Volume 26, Issue 1, 2014
Situating Melancholy in Kierkegaard's "The Concept of Anxiety"
In this article, I draw on Kierkegaard’s often over-looked work, The Concept of Anxiety, to gain deeper insight into the tenor of melancholy. We discover that Kierkegaard labels anxiety, due to its connection to hereditary sin, as the source for melancholy. Thus, contrary to the usual interpretation of Kierkegaard, I argue that melancholy is more than an individual’s struggle with existence, but is intimately tied to the historical environment, because it is steeped in an ever-increasing, ever-deepening anxiety.
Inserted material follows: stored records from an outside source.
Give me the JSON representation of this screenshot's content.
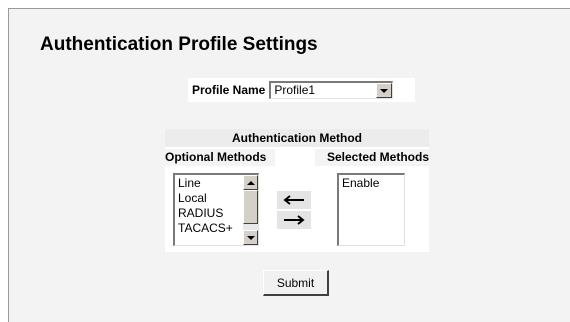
{
  "page": {
    "title": "Authentication Profile Settings"
  },
  "profile": {
    "label": "Profile Name",
    "selected": "Profile1"
  },
  "auth_method": {
    "header": "Authentication Method",
    "optional_label": "Optional Methods",
    "selected_label": "Selected Methods",
    "optional_items": [
      "Line",
      "Local",
      "RADIUS",
      "TACACS+"
    ],
    "selected_items": [
      "Enable"
    ],
    "move_left_icon": "arrow-left-icon",
    "move_right_icon": "arrow-right-icon"
  },
  "actions": {
    "submit_label": "Submit"
  },
  "colors": {
    "panel_bg": "#f3f3f3",
    "table_header_bg": "#ececec"
  }
}
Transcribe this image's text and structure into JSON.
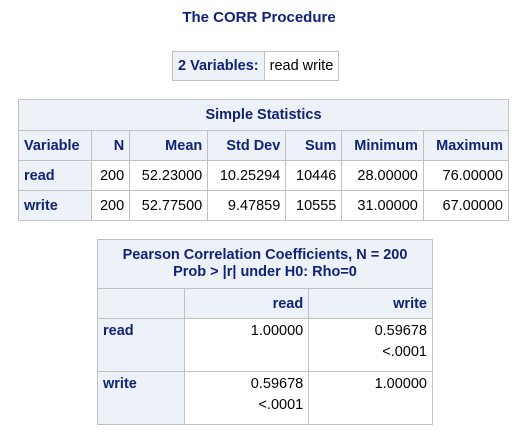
{
  "title": "The CORR Procedure",
  "variables": {
    "label": "2 Variables:",
    "value": "read write"
  },
  "simple_statistics": {
    "caption": "Simple Statistics",
    "columns": [
      "Variable",
      "N",
      "Mean",
      "Std Dev",
      "Sum",
      "Minimum",
      "Maximum"
    ],
    "rows": [
      {
        "variable": "read",
        "n": "200",
        "mean": "52.23000",
        "std_dev": "10.25294",
        "sum": "10446",
        "minimum": "28.00000",
        "maximum": "76.00000"
      },
      {
        "variable": "write",
        "n": "200",
        "mean": "52.77500",
        "std_dev": "9.47859",
        "sum": "10555",
        "minimum": "31.00000",
        "maximum": "67.00000"
      }
    ]
  },
  "pearson": {
    "caption_line1": "Pearson Correlation Coefficients, N = 200",
    "caption_line2": "Prob > |r| under H0: Rho=0",
    "columns": [
      "read",
      "write"
    ],
    "rows": [
      {
        "label": "read",
        "cells": [
          {
            "r": "1.00000",
            "p": ""
          },
          {
            "r": "0.59678",
            "p": "<.0001"
          }
        ]
      },
      {
        "label": "write",
        "cells": [
          {
            "r": "0.59678",
            "p": "<.0001"
          },
          {
            "r": "1.00000",
            "p": ""
          }
        ]
      }
    ]
  },
  "colors": {
    "header_background": "#edf2f9",
    "header_text": "#112277",
    "border": "#c1c1c1"
  }
}
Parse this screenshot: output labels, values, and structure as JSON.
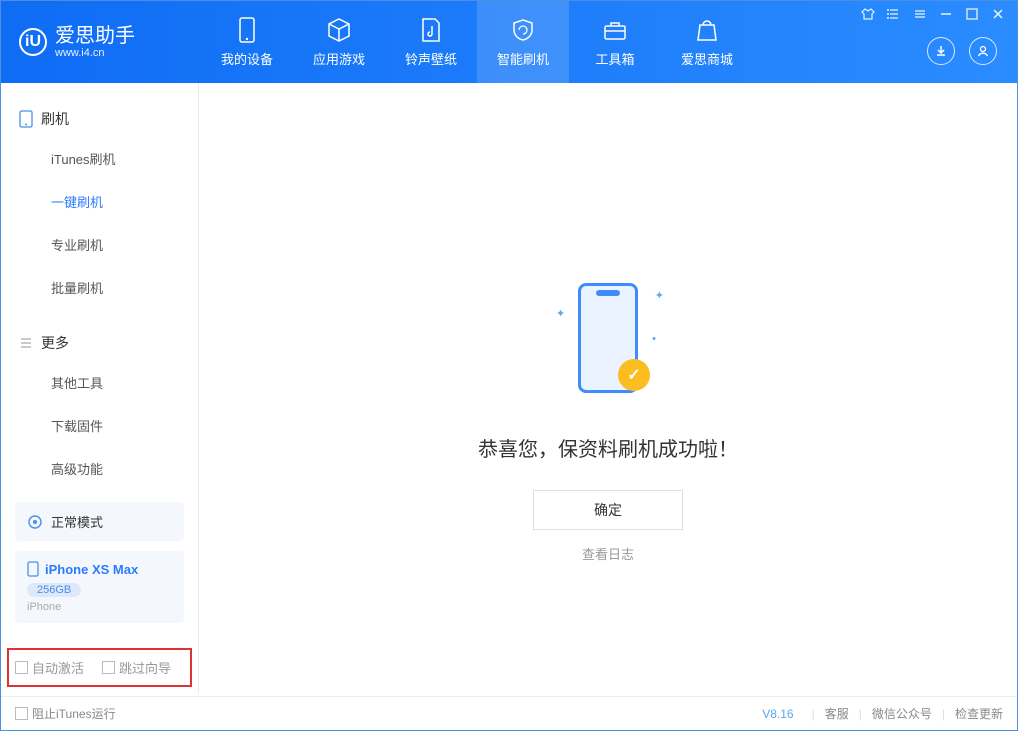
{
  "brand": {
    "name": "爱思助手",
    "url": "www.i4.cn",
    "badge": "iU"
  },
  "tabs": [
    {
      "label": "我的设备"
    },
    {
      "label": "应用游戏"
    },
    {
      "label": "铃声壁纸"
    },
    {
      "label": "智能刷机"
    },
    {
      "label": "工具箱"
    },
    {
      "label": "爱思商城"
    }
  ],
  "sidebar": {
    "group1": "刷机",
    "items1": [
      {
        "label": "iTunes刷机"
      },
      {
        "label": "一键刷机"
      },
      {
        "label": "专业刷机"
      },
      {
        "label": "批量刷机"
      }
    ],
    "group2": "更多",
    "items2": [
      {
        "label": "其他工具"
      },
      {
        "label": "下载固件"
      },
      {
        "label": "高级功能"
      }
    ]
  },
  "mode": {
    "label": "正常模式"
  },
  "device": {
    "name": "iPhone XS Max",
    "storage": "256GB",
    "type": "iPhone"
  },
  "options": {
    "auto_activate": "自动激活",
    "skip_guide": "跳过向导"
  },
  "main": {
    "success": "恭喜您，保资料刷机成功啦！",
    "ok": "确定",
    "view_log": "查看日志"
  },
  "footer": {
    "block_itunes": "阻止iTunes运行",
    "version": "V8.16",
    "support": "客服",
    "wechat": "微信公众号",
    "check_update": "检查更新"
  }
}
This link between anxiety and melancholy clears away misunderstandings about Kierkegaard’s description of melancholy and suggests implications in psychology, philosophy, and theology.